### Exercise brief
The entries follow. Please return all of them exactly.

### Dataset excerpts
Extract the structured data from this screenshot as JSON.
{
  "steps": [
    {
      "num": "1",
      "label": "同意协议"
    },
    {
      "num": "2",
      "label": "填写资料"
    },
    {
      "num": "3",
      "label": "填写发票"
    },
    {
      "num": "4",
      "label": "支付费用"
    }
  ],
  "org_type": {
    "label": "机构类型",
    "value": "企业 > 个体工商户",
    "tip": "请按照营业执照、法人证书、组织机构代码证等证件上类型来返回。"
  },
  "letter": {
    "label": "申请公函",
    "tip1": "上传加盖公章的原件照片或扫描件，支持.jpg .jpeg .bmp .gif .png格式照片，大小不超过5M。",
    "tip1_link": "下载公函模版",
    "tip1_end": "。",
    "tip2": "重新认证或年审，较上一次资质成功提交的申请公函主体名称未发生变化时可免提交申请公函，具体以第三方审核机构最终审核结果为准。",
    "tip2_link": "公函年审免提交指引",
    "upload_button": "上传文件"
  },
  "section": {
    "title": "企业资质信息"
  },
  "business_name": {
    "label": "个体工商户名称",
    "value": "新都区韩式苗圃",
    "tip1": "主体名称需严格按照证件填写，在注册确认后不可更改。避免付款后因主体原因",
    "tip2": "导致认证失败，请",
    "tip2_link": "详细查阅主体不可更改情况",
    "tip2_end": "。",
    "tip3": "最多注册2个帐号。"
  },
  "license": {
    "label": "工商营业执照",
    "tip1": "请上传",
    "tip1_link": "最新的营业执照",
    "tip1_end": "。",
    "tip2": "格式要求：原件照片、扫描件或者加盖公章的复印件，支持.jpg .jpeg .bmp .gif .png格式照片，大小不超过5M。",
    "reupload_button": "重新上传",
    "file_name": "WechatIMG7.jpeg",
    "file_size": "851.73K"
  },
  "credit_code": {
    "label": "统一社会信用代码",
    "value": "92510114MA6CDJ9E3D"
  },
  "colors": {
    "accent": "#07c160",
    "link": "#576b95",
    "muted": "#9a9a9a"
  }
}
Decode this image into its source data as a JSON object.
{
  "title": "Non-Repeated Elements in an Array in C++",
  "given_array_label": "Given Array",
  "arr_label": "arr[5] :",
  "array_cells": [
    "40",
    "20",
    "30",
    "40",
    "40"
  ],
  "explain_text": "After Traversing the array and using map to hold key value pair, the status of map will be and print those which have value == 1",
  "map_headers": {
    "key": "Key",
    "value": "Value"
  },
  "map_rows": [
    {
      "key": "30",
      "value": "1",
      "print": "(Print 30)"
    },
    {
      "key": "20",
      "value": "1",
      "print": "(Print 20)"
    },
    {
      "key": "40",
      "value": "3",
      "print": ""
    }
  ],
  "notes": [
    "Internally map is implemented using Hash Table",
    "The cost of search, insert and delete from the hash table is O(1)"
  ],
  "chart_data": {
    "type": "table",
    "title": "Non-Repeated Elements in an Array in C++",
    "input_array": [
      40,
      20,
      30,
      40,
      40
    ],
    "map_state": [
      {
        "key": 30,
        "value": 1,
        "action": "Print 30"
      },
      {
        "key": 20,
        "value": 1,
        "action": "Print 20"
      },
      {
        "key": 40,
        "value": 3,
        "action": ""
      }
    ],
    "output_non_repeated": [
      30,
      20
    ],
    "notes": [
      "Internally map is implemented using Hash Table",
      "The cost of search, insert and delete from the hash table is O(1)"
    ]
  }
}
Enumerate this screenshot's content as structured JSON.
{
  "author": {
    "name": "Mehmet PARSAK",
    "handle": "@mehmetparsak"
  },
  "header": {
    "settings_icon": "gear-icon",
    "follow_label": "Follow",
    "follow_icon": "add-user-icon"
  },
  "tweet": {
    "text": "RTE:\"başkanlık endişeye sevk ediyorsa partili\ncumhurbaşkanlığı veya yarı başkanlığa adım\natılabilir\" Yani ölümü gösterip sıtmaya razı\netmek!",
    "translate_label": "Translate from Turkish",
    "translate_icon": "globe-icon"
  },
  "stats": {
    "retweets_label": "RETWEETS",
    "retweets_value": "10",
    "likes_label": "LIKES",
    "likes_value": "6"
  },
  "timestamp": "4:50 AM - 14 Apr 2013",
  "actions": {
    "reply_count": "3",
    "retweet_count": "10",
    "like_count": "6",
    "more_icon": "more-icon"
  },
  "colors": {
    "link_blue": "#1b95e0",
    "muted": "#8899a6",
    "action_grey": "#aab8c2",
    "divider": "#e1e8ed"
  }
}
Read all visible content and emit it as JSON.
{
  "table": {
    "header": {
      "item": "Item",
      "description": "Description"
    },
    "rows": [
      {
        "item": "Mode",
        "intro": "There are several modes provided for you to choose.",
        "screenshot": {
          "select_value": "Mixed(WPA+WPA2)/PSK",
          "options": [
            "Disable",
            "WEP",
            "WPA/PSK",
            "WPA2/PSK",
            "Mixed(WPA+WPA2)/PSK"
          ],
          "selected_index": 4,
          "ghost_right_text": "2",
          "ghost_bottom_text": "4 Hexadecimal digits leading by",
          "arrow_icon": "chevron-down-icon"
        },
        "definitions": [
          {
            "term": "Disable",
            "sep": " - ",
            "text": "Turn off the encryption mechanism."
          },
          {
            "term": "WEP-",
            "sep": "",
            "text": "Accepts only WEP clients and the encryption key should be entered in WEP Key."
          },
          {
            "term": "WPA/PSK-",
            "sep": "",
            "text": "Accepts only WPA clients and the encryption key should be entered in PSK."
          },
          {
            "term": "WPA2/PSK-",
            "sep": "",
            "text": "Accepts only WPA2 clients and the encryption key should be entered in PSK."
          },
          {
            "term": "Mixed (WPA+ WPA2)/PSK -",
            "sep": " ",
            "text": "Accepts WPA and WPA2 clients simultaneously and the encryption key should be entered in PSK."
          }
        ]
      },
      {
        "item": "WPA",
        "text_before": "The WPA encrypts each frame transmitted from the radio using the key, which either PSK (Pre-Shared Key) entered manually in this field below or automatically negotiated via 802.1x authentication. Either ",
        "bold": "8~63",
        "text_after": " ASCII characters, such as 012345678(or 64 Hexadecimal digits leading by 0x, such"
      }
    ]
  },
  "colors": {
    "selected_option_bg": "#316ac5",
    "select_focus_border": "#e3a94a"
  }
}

### Answer section
Extract the structured data from this screenshot as JSON.
{
  "steps": [
    {
      "num": "1",
      "label": "同意协议"
    },
    {
      "num": "2",
      "label": "填写资料"
    },
    {
      "num": "3",
      "label": "填写发票"
    },
    {
      "num": "4",
      "label": "支付费用"
    }
  ],
  "org_type": {
    "label": "机构类型",
    "value": "企业 > 个体工商户",
    "tip": "请按照营业执照、法人证书、组织机构代码证等证件上类型来返回。"
  },
  "letter": {
    "label": "申请公函",
    "tip1": "上传加盖公章的原件照片或扫描件，支持.jpg .jpeg .bmp .gif .png格式照片，大小不超过5M。",
    "tip1_link": "下载公函模版",
    "tip1_end": "。",
    "tip2": "重新认证或年审，较上一次资质成功提交的申请公函主体名称未发生变化时可免提交申请公函，具体以第三方审核机构最终审核结果为准。",
    "tip2_link": "公函年审免提交指引",
    "upload_button": "上传文件"
  },
  "section": {
    "title": "企业资质信息"
  },
  "business_name": {
    "label": "个体工商户名称",
    "value": "新都区韩式苗圃",
    "tip1": "主体名称需严格按照证件填写，在注册确认后不可更改。避免付款后因主体原因",
    "tip2": "导致认证失败，请",
    "tip2_link": "详细查阅主体不可更改情况",
    "tip2_end": "。",
    "tip3": "最多注册2个帐号。"
  },
  "license": {
    "label": "工商营业执照",
    "tip1": "请上传",
    "tip1_link": "最新的营业执照",
    "tip1_end": "。",
    "tip2": "格式要求：原件照片、扫描件或者加盖公章的复印件，支持.jpg .jpeg .bmp .gif .png格式照片，大小不超过5M。",
    "reupload_button": "重新上传",
    "file_name": "WechatIMG7.jpeg",
    "file_size": "851.73K"
  },
  "credit_code": {
    "label": "统一社会信用代码",
    "value": "92510114MA6CDJ9E3D"
  },
  "colors": {
    "accent": "#07c160",
    "link": "#576b95",
    "muted": "#9a9a9a"
  }
}
Decode this image into its source data as a JSON object.
{
  "title": "Non-Repeated Elements in an Array in C++",
  "given_array_label": "Given Array",
  "arr_label": "arr[5] :",
  "array_cells": [
    "40",
    "20",
    "30",
    "40",
    "40"
  ],
  "explain_text": "After Traversing the array and using map to hold key value pair, the status of map will be and print those which have value == 1",
  "map_headers": {
    "key": "Key",
    "value": "Value"
  },
  "map_rows": [
    {
      "key": "30",
      "value": "1",
      "print": "(Print 30)"
    },
    {
      "key": "20",
      "value": "1",
      "print": "(Print 20)"
    },
    {
      "key": "40",
      "value": "3",
      "print": ""
    }
  ],
  "notes": [
    "Internally map is implemented using Hash Table",
    "The cost of search, insert and delete from the hash table is O(1)"
  ],
  "chart_data": {
    "type": "table",
    "title": "Non-Repeated Elements in an Array in C++",
    "input_array": [
      40,
      20,
      30,
      40,
      40
    ],
    "map_state": [
      {
        "key": 30,
        "value": 1,
        "action": "Print 30"
      },
      {
        "key": 20,
        "value": 1,
        "action": "Print 20"
      },
      {
        "key": 40,
        "value": 3,
        "action": ""
      }
    ],
    "output_non_repeated": [
      30,
      20
    ],
    "notes": [
      "Internally map is implemented using Hash Table",
      "The cost of search, insert and delete from the hash table is O(1)"
    ]
  }
}
Enumerate this screenshot's content as structured JSON.
{
  "author": {
    "name": "Mehmet PARSAK",
    "handle": "@mehmetparsak"
  },
  "header": {
    "settings_icon": "gear-icon",
    "follow_label": "Follow",
    "follow_icon": "add-user-icon"
  },
  "tweet": {
    "text": "RTE:\"başkanlık endişeye sevk ediyorsa partili\ncumhurbaşkanlığı veya yarı başkanlığa adım\natılabilir\" Yani ölümü gösterip sıtmaya razı\netmek!",
    "translate_label": "Translate from Turkish",
    "translate_icon": "globe-icon"
  },
  "stats": {
    "retweets_label": "RETWEETS",
    "retweets_value": "10",
    "likes_label": "LIKES",
    "likes_value": "6"
  },
  "timestamp": "4:50 AM - 14 Apr 2013",
  "actions": {
    "reply_count": "3",
    "retweet_count": "10",
    "like_count": "6",
    "more_icon": "more-icon"
  },
  "colors": {
    "link_blue": "#1b95e0",
    "muted": "#8899a6",
    "action_grey": "#aab8c2",
    "divider": "#e1e8ed"
  }
}
Read all visible content and emit it as JSON.
{
  "table": {
    "header": {
      "item": "Item",
      "description": "Description"
    },
    "rows": [
      {
        "item": "Mode",
        "intro": "There are several modes provided for you to choose.",
        "screenshot": {
          "select_value": "Mixed(WPA+WPA2)/PSK",
          "options": [
            "Disable",
            "WEP",
            "WPA/PSK",
            "WPA2/PSK",
            "Mixed(WPA+WPA2)/PSK"
          ],
          "selected_index": 4,
          "ghost_right_text": "2",
          "ghost_bottom_text": "4 Hexadecimal digits leading by",
          "arrow_icon": "chevron-down-icon"
        },
        "definitions": [
          {
            "term": "Disable",
            "sep": " - ",
            "text": "Turn off the encryption mechanism."
          },
          {
            "term": "WEP-",
            "sep": "",
            "text": "Accepts only WEP clients and the encryption key should be entered in WEP Key."
          },
          {
            "term": "WPA/PSK-",
            "sep": "",
            "text": "Accepts only WPA clients and the encryption key should be entered in PSK."
          },
          {
            "term": "WPA2/PSK-",
            "sep": "",
            "text": "Accepts only WPA2 clients and the encryption key should be entered in PSK."
          },
          {
            "term": "Mixed (WPA+ WPA2)/PSK -",
            "sep": " ",
            "text": "Accepts WPA and WPA2 clients simultaneously and the encryption key should be entered in PSK."
          }
        ]
      },
      {
        "item": "WPA",
        "text_before": "The WPA encrypts each frame transmitted from the radio using the key, which either PSK (Pre-Shared Key) entered manually in this field below or automatically negotiated via 802.1x authentication. Either ",
        "bold": "8~63",
        "text_after": " ASCII characters, such as 012345678(or 64 Hexadecimal digits leading by 0x, such"
      }
    ]
  },
  "colors": {
    "selected_option_bg": "#316ac5",
    "select_focus_border": "#e3a94a"
  }
}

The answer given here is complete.